It is sad to note that, when fatal motorcycle crash statistics are extrapolated across a calendar year, California motorcyclists are dying at a rate that far exceeds one rider every day.
And what is worrying to safety officials and advocates is that fatality numbers are trending in the wrong direction. According to the state Office of Traffic Safety, 447 riders died in crashes in the state in 2012. In 2013 (the most recent year for which relevant numbers can be gleaned), that number rose to 453.
Such numbers are obviously worrisome. What might be centrally contributing to them?
Economic constraints continue to pose tough challenges for many people, of course, and some commuters looking to save money might be opting for the comparatively cheap conveyance provided by a bike. At the same time, a general economic rebound has put more motorists of passenger vehicles back behind the wheel.
Simply put, the single variable of more traffic out on the roads can be a directly contributing factor in some accidents.
Accident statistics similarly show an upward spiking trend in fatal outcomes involving pedestrians and bicyclists, which the above-noted article calls “dramatic.” More than 700 pedestrians died in California in 2013 after being struck by vehicles, with that number evidencing a nearly seven percent rise from the preceding year.
And the surge in bicyclists’ deaths was even more pronounced, with the 141 fatalities reported in 2013 marking a jump of 8.6 percent from 2012.

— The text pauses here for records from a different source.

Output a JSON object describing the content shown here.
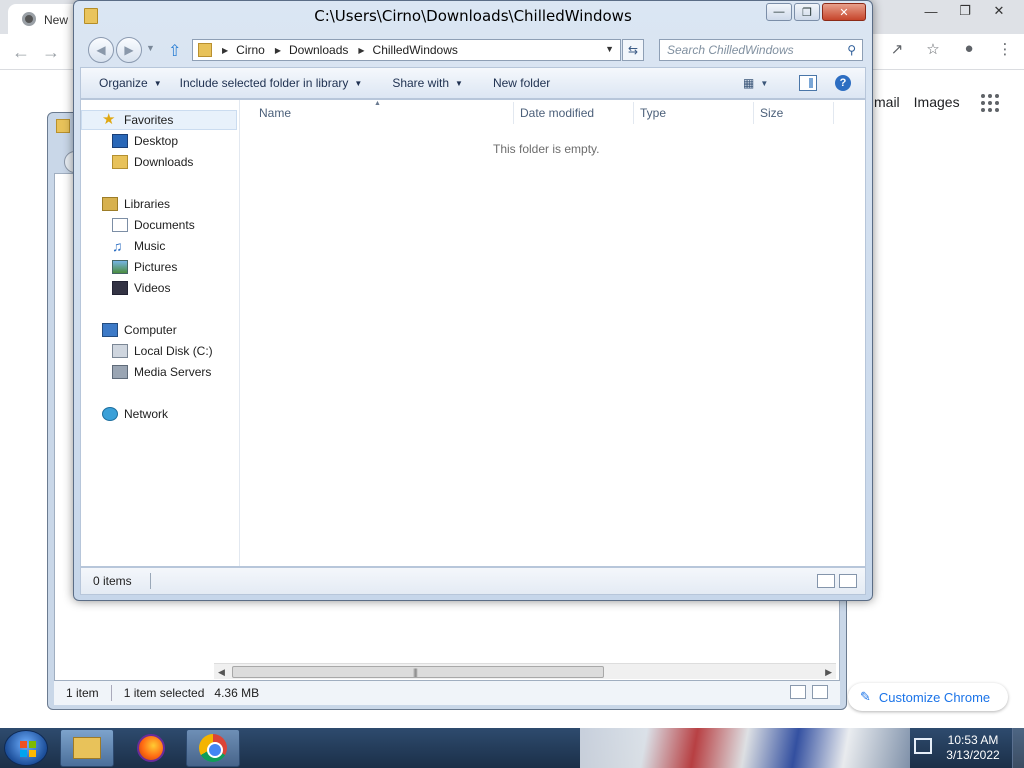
{
  "chrome": {
    "tab_title": "New",
    "links": [
      "mail",
      "Images"
    ],
    "customize_label": "Customize Chrome",
    "win_buttons": [
      "—",
      "❐",
      "✕"
    ]
  },
  "back_window": {
    "status_items": "1 item",
    "status_selected": "1 item selected",
    "status_size": "4.36 MB"
  },
  "explorer": {
    "title": "C:\\Users\\Cirno\\Downloads\\ChilledWindows",
    "controls": {
      "minimize": "—",
      "maximize": "❐",
      "close": "✕"
    },
    "breadcrumb": [
      "Cirno",
      "Downloads",
      "ChilledWindows"
    ],
    "search_placeholder": "Search ChilledWindows",
    "toolbar": {
      "organize": "Organize",
      "include_library": "Include selected folder in library",
      "share_with": "Share with",
      "new_folder": "New folder",
      "help": "?"
    },
    "nav": {
      "favorites": "Favorites",
      "desktop": "Desktop",
      "downloads": "Downloads",
      "libraries": "Libraries",
      "documents": "Documents",
      "music": "Music",
      "pictures": "Pictures",
      "videos": "Videos",
      "computer": "Computer",
      "local_disk": "Local Disk (C:)",
      "media_servers": "Media Servers",
      "network": "Network"
    },
    "columns": [
      "Name",
      "Date modified",
      "Type",
      "Size"
    ],
    "empty_message": "This folder is empty.",
    "status": "0 items"
  },
  "taskbar": {
    "time": "10:53 AM",
    "date": "3/13/2022"
  },
  "colors": {
    "chrome_accent": "#1a73e8",
    "win7_frame": "#c6d6ea",
    "taskbar": "#1b2f48"
  }
}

It is manifestly evident why state officials are unremittingly focused on accident avoidance and safety-enhancing measures across California.